The Elfstone, also known as the Elessar, was a green gem set on a silver eagle-shaped brooch. It had the light of the Sun within it, and those who looked through it saw everything that was aged and withered as young once more. The jewel gave Aragorn II his royal name, King Elessar.
The Elfstone was made by an Elf smith in Gondolin named Enerdhil, whose skill in jewel-craft was second only to that of Fëanor. He gave it to Idril, who bore it upon her breast during the fall of Gondolin, accounting for its escape. She gave it to her son Eärendil, who bore it upon his breast on his flight to the Undying Lands.
Two versions are hereafter recorded as to the fate of the stone:
- Gandalf brings the stone to Middle-earth as a sign that the Valar had not forsaken that land. He gives it to Galadriel but prophesies that "...it is not for you to possess. You shall hand it on when the time comes. For before you grow weary, and at last forsake Middle-earth one shall come who is to receive it, and his name shall be that of the stone: Elessar he shall be called."
- The stone remains with the Valar. Galadriel longs to return once more to Valinor, but she remains under the ban of the Ñoldor. She turns to Celebrimbor and laments to him, "I am grieved in Middle-earth, for leaves fall and flowers fade that I have loved so that the land of my dwelling is filed with regret that no spring can redress. I would have trees and grass about me that do not die - here in the land that is mine." Celebrimbor, who is in love with her, remakes the jewel and gives it to her. He had learned the art of Elven blacksmithing in Gondolin, where he was a friend of Enerdhil and his friendly competitive rival. Galadriel then passes the stone to her daughter Celebrían, who in turn gives it to her daughter Arwen. Galadriel keeps it once more in Lothlórien to pass on to Aragorn.
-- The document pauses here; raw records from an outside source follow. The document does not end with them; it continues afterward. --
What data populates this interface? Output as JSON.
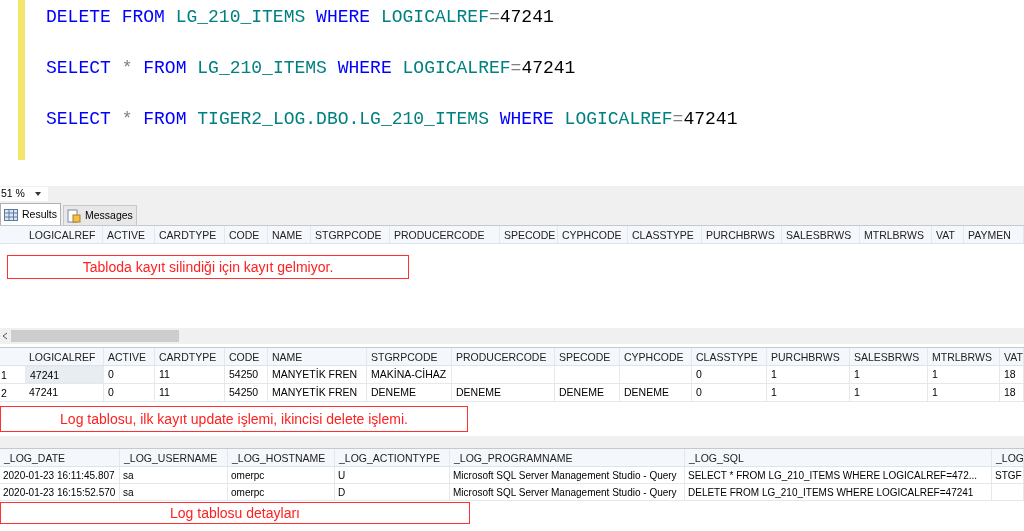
{
  "editor": {
    "lines": [
      {
        "tokens": [
          {
            "kind": "keyword",
            "text": "DELETE"
          },
          {
            "kind": "keyword",
            "text": "FROM"
          },
          {
            "kind": "ident",
            "text": "LG_210_ITEMS"
          },
          {
            "kind": "keyword",
            "text": "WHERE"
          },
          {
            "kind": "ident",
            "text": "LOGICALREF"
          },
          {
            "kind": "op",
            "text": "=",
            "join": true
          },
          {
            "kind": "number",
            "text": "47241",
            "join": true
          }
        ]
      },
      {
        "tokens": [
          {
            "kind": "keyword",
            "text": "SELECT"
          },
          {
            "kind": "op",
            "text": "*"
          },
          {
            "kind": "keyword",
            "text": "FROM"
          },
          {
            "kind": "ident",
            "text": "LG_210_ITEMS"
          },
          {
            "kind": "keyword",
            "text": "WHERE"
          },
          {
            "kind": "ident",
            "text": "LOGICALREF"
          },
          {
            "kind": "op",
            "text": "=",
            "join": true
          },
          {
            "kind": "number",
            "text": "47241",
            "join": true
          }
        ]
      },
      {
        "tokens": [
          {
            "kind": "keyword",
            "text": "SELECT"
          },
          {
            "kind": "op",
            "text": "*"
          },
          {
            "kind": "keyword",
            "text": "FROM"
          },
          {
            "kind": "ident",
            "text": "TIGER2_LOG.DBO.LG_210_ITEMS"
          },
          {
            "kind": "keyword",
            "text": "WHERE"
          },
          {
            "kind": "ident",
            "text": "LOGICALREF"
          },
          {
            "kind": "op",
            "text": "=",
            "join": true
          },
          {
            "kind": "number",
            "text": "47241",
            "join": true
          }
        ]
      }
    ]
  },
  "zoom": {
    "value": "51 %"
  },
  "tabs": [
    {
      "label": "Results",
      "selected": true
    },
    {
      "label": "Messages",
      "selected": false
    }
  ],
  "grid_1": {
    "columns": [
      "LOGICALREF",
      "ACTIVE",
      "CARDTYPE",
      "CODE",
      "NAME",
      "STGRPCODE",
      "PRODUCERCODE",
      "SPECODE",
      "CYPHCODE",
      "CLASSTYPE",
      "PURCHBRWS",
      "SALESBRWS",
      "MTRLBRWS",
      "VAT",
      "PAYMEN"
    ]
  },
  "note_1": "Tabloda kayıt silindiği için kayıt gelmiyor.",
  "grid_2": {
    "columns": [
      "LOGICALREF",
      "ACTIVE",
      "CARDTYPE",
      "CODE",
      "NAME",
      "STGRPCODE",
      "PRODUCERCODE",
      "SPECODE",
      "CYPHCODE",
      "CLASSTYPE",
      "PURCHBRWS",
      "SALESBRWS",
      "MTRLBRWS",
      "VAT"
    ],
    "rows": [
      {
        "number": "1",
        "cells": [
          {
            "text": "47241",
            "focused": true
          },
          {
            "text": "0",
            "focused": false
          },
          {
            "text": "11",
            "focused": false
          },
          {
            "text": "54250",
            "focused": false
          },
          {
            "text": "MANYETİK FREN",
            "focused": false
          },
          {
            "text": "MAKİNA-CİHAZ",
            "focused": false
          },
          {
            "focused": false
          },
          {
            "focused": false
          },
          {
            "focused": false
          },
          {
            "text": "0",
            "focused": false
          },
          {
            "text": "1",
            "focused": false
          },
          {
            "text": "1",
            "focused": false
          },
          {
            "text": "1",
            "focused": false
          },
          {
            "text": "18",
            "focused": false
          }
        ]
      },
      {
        "number": "2",
        "cells": [
          {
            "text": "47241",
            "focused": false
          },
          {
            "text": "0",
            "focused": false
          },
          {
            "text": "11",
            "focused": false
          },
          {
            "text": "54250",
            "focused": false
          },
          {
            "text": "MANYETİK FREN",
            "focused": false
          },
          {
            "text": "DENEME",
            "focused": false
          },
          {
            "text": "DENEME",
            "focused": false
          },
          {
            "text": "DENEME",
            "focused": false
          },
          {
            "text": "DENEME",
            "focused": false
          },
          {
            "text": "0",
            "focused": false
          },
          {
            "text": "1",
            "focused": false
          },
          {
            "text": "1",
            "focused": false
          },
          {
            "text": "1",
            "focused": false
          },
          {
            "text": "18",
            "focused": false
          }
        ]
      }
    ]
  },
  "note_2": "Log tablosu, ilk kayıt update işlemi, ikincisi delete işlemi.",
  "grid_3": {
    "columns": [
      "_LOG_DATE",
      "_LOG_USERNAME",
      "_LOG_HOSTNAME",
      "_LOG_ACTIONTYPE",
      "_LOG_PROGRAMNAME",
      "_LOG_SQL",
      "_LOG"
    ],
    "rows": [
      [
        "2020-01-23 16:11:45.807",
        "sa",
        "omerpc",
        "U",
        "Microsoft SQL Server Management Studio - Query",
        "SELECT * FROM LG_210_ITEMS WHERE LOGICALREF=472...",
        "STGF"
      ],
      [
        "2020-01-23 16:15:52.570",
        "sa",
        "omerpc",
        "D",
        "Microsoft SQL Server Management Studio - Query",
        "DELETE FROM LG_210_ITEMS WHERE LOGICALREF=47241",
        ""
      ]
    ]
  },
  "note_3": "Log tablosu detayları"
}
Portrayal in adaptations
The Lord of the Rings film trilogy
In Peter Jackson's films, the jewel is replaced by the Evenstar, a silver necklace with a white stone, which is given to Aragorn by Arwen in Rivendell. This jewel was probably inspired by a jewel that Arwen gives to Frodo after the destruction of the One Ring.
- Tolkien, Christopher (1980). Unfinished Tales. George Allen & Unwin. Paperback: ISBN 978-0-261-10215-6
- Tolkien, Christopher (1980). Unfinished Tales. Houghton Mifflin Harcour. Hardcover: ISBN 978-0618154043